|Jung, Yong Soo|
Submitted to: Journal of Food Science
Publication Type: Peer Reviewed Journal
Publication Acceptance Date: 3/31/2006
Publication Date: 3/20/2007
Citation: Horrocks, S.M., Jung, Y., Huwe, J.K., Harvey, R.B., Ricke, S.C., Carstens, G.E., Callaway, T.R., Anderson, R.C., Ramlachan, N., Nisbet, D.J. 2007. Effects of short-chain nitrocompounds against Campylobacter jejuni and Campylobacter coli in vitro. Journal of Food Science. 72:M50-M55.
Interpretive Summary: Campylobacter are important human bacterial pathogens found in nearly all farm animals and are known to cause food poisoning of humans. In this study, we tested the killing activity of four nitrogen containing compounds (nitropropanol, nitroethanol, nitroethane and nitro-methylpropionate) against two different types of Campylobacter (C. jejuni and C. coli) during culture in microbiological media adjusted to simulate acidic, neutral or alkaline environments. Numbers of Campylobacter measured at different time intervals during the incubations decreased significantly in cultures containing the compounds but not in control cultures containing no compounds thus demonstrating that the compounds were effective in killing Campylobacter. The Campylobacter killing effect of most of the compounds was greatest under alkaline conditions. However, in the case of 2-nitro-methyl-propionate, survivability of C. jejuni was reduced most under acidic conditions. The effect of nitroethane and 2-nitro-1-propanol on Campylobacter naturally present in pig manure was also demonstrated thus indicating that these nitrocompounds can inhibit this pathogen in natural settings. These results provide a basis for further research to develop compounds as a new class of effective bacterial killing agents to reduce foodborne pathogens in animals. Ultimately, this research may help farmers and food processors produce safer and more wholesome food products for the American consumer.

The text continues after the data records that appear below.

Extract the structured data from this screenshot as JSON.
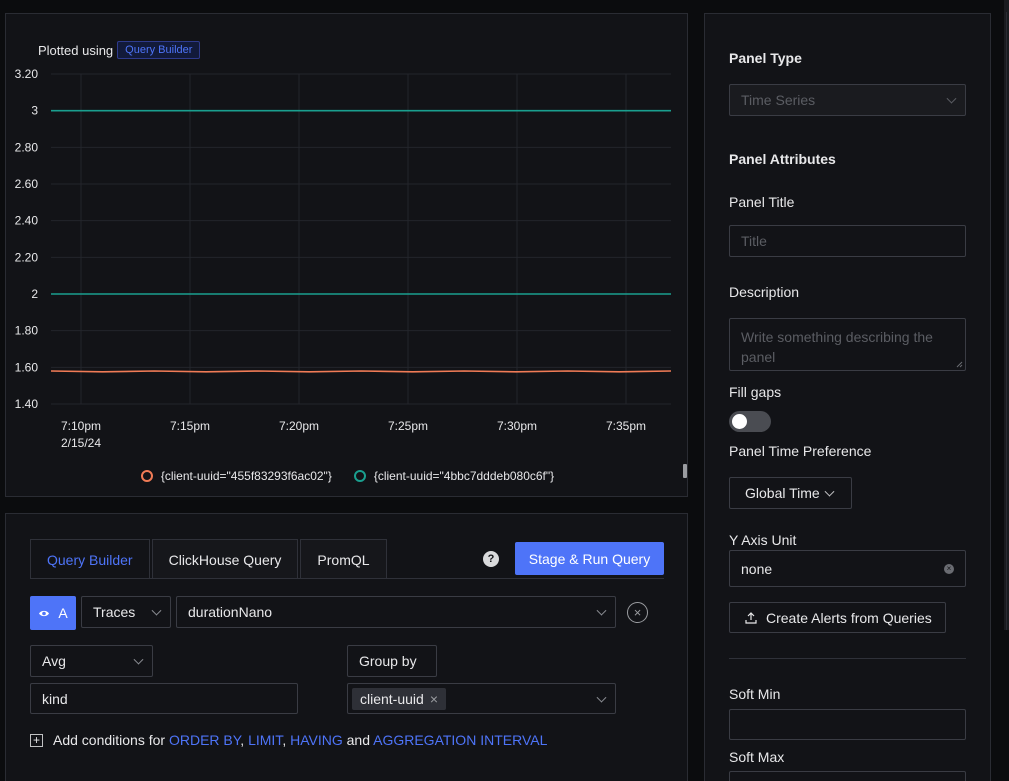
{
  "chart": {
    "plotted_label": "Plotted using",
    "badge": "Query Builder"
  },
  "chart_data": {
    "type": "line",
    "y_ticks": [
      "3.20",
      "3",
      "2.80",
      "2.60",
      "2.40",
      "2.20",
      "2",
      "1.80",
      "1.60",
      "1.40"
    ],
    "ylim": [
      1.4,
      3.2
    ],
    "x_ticks": [
      "7:10pm",
      "7:15pm",
      "7:20pm",
      "7:25pm",
      "7:30pm",
      "7:35pm"
    ],
    "x_date": "2/15/24",
    "series": [
      {
        "name": "{client-uuid=\"455f83293f6ac02\"}",
        "color": "#f07b56",
        "values": [
          1.58,
          1.58,
          1.58,
          1.58,
          1.58,
          1.58,
          1.58
        ]
      },
      {
        "name": "{client-uuid=\"4bbc7dddeb080c6f\"}",
        "color": "#1a9f8f",
        "values": [
          3,
          3,
          3,
          3,
          3,
          3,
          3
        ],
        "secondary_values": [
          2,
          2,
          2,
          2,
          2,
          2,
          2
        ]
      }
    ],
    "grid": true,
    "legend_position": "bottom-center"
  },
  "query": {
    "tabs": [
      "Query Builder",
      "ClickHouse Query",
      "PromQL"
    ],
    "help": "?",
    "run_button": "Stage & Run Query",
    "query_name": "A",
    "data_source": "Traces",
    "attribute": "durationNano",
    "aggregate": "Avg",
    "group_by_label": "Group by",
    "filter_value": "kind",
    "group_by_tag": "client-uuid",
    "tag_remove": "×",
    "remove_query": "×",
    "add_conditions_prefix": "Add conditions for",
    "order_by": "ORDER BY",
    "limit": "LIMIT",
    "having": "HAVING",
    "and_word": "and",
    "agg_interval": "AGGREGATION INTERVAL",
    "comma": ","
  },
  "right": {
    "panel_type_label": "Panel Type",
    "panel_type_value": "Time Series",
    "panel_attributes": "Panel Attributes",
    "panel_title_label": "Panel Title",
    "panel_title_placeholder": "Title",
    "description_label": "Description",
    "description_placeholder": "Write something describing the panel",
    "fill_gaps_label": "Fill gaps",
    "time_pref_label": "Panel Time Preference",
    "time_pref_value": "Global Time",
    "y_axis_label": "Y Axis Unit",
    "y_axis_value": "none",
    "create_alerts": "Create Alerts from Queries",
    "soft_min_label": "Soft Min",
    "soft_max_label": "Soft Max"
  }
}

Technical Abstract: Campylobacter is an important human pathogen that colonizes the gut of food producing animals. In this study, the effects of 2-nitro-1-propanol, 2-nitroethanol, nitroethane and 2-nitro-methyl-propionate (0, 10 and 20 mM) on growth of Campylobacter spp, were tested during culture in Bolton Broth adjusted to pH 5.6, 7.0 or 8.2 for C. jejuni and adjusted to pH 8.2 only for C. coli. Viable cell counts of samples taken at intervals during incubation revealed main effects (P < 0.05) of nitroethane, 2-nitro-1-propanol, 2-nitroethanol and 2-nitro-methyl-propionate on the survivability of C. jejuni. A marked effect of pH on the survivability of C. jejuni during incubation with all compounds was observed, with greater activity observed at pH 8.2 than at pH 5.6 or 7.0 for nitroethane, 2-nitro-1-propanol, 2-nitroethanol, but not for 2-nitro-methyl-propionate. In the case of 2-nitro-methyl-propionate, survivability of C. jejuni was reduced most at pH 5.6. Except for 2-nitro-methyl-propionate, which was ineffective, all nitrocompounds elicited similar effects on C. coli when cultured at pH 8.2. The effect of nitroethane and 2-nitro-1-propanol (10 mM) on wildtype Campylobacter was further investigated during incubation of a porcine fecal suspension. Campylobacter concentrations decreased more rapidly (P < 0.05) during incubation of porcine fecal suspensions supplemented with 2-nitro-1-propanol than unsupplemented control suspensions or suspensions supplemented with nitroethane thus reiterating the superior inhibitory effect of 2-nitro-1-propanol.